* WORK TO BE COMPLETED *
The word "true" may appear in lines of the data; say how many such lines there are, with nothing beyond the number.

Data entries
● ● ● ● ●
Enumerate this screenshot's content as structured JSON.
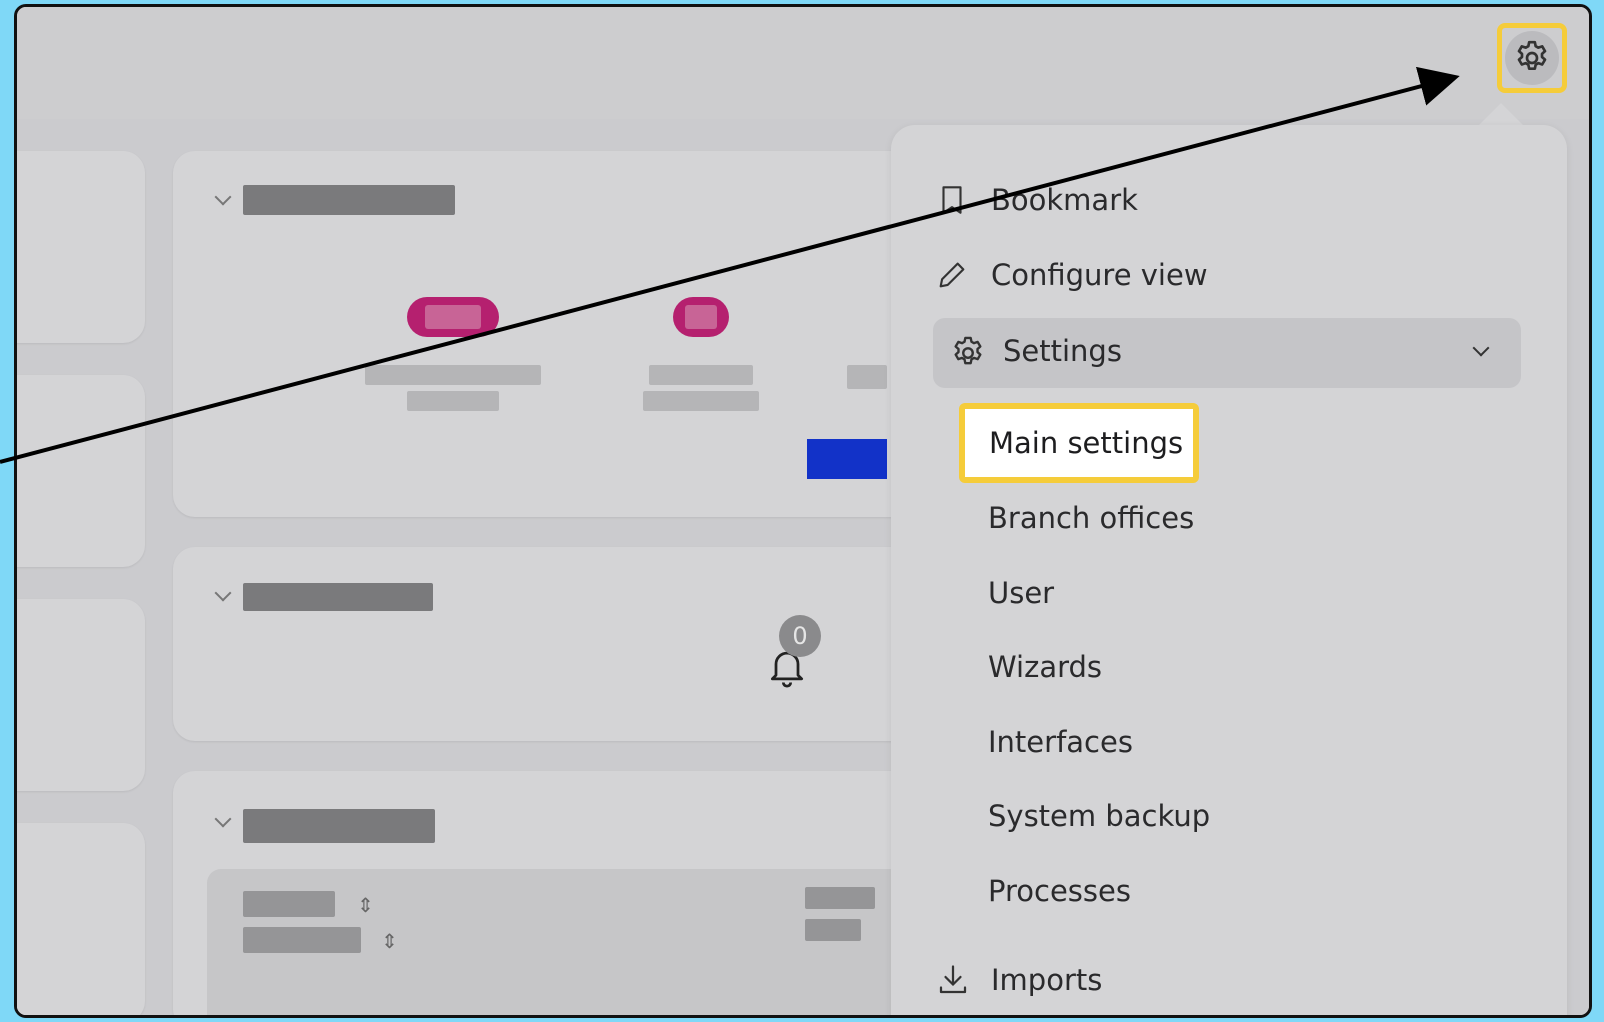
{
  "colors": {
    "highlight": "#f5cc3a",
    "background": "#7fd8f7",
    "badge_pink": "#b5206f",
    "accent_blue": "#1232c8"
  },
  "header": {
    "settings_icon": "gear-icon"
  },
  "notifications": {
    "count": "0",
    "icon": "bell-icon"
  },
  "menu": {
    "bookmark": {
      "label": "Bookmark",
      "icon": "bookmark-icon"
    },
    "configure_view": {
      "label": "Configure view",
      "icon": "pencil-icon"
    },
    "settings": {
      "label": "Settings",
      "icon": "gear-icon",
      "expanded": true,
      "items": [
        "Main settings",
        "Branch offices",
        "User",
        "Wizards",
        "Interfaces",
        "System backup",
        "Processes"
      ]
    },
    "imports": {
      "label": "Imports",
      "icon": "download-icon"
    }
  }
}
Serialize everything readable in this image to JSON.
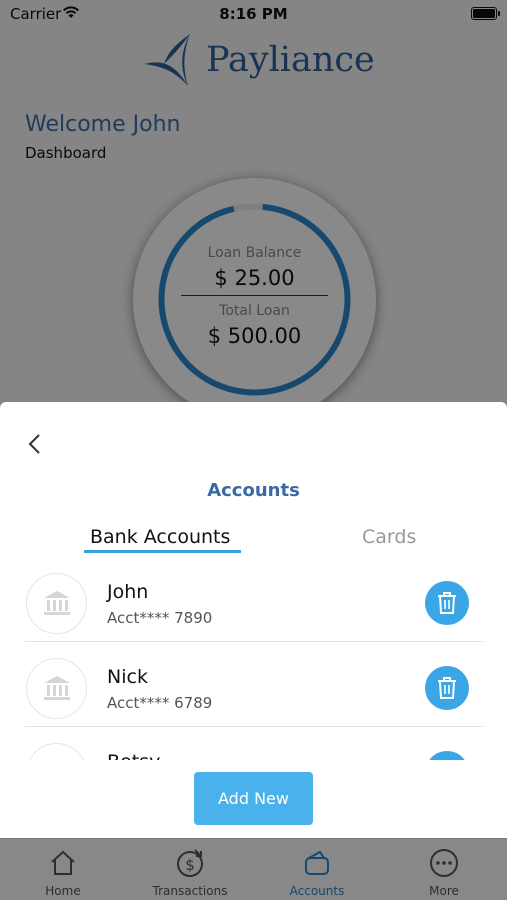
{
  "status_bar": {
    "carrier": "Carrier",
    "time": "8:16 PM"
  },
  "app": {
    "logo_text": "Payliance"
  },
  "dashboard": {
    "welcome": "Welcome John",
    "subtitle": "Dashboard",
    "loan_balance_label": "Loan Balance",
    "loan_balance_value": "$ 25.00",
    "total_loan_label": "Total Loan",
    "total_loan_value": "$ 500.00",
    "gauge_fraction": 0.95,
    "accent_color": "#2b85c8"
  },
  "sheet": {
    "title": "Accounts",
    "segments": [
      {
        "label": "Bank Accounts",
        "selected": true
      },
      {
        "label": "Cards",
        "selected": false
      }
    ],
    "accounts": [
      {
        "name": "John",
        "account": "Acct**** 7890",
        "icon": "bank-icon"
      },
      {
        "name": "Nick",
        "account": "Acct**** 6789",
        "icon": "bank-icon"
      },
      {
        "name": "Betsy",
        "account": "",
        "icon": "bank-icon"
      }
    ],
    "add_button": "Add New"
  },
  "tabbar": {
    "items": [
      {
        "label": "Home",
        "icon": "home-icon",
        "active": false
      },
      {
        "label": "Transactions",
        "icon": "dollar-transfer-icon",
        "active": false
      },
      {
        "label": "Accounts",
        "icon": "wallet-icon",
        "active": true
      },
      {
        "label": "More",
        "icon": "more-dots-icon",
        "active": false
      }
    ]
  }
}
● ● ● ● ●
* WRITTEN REPLY *
3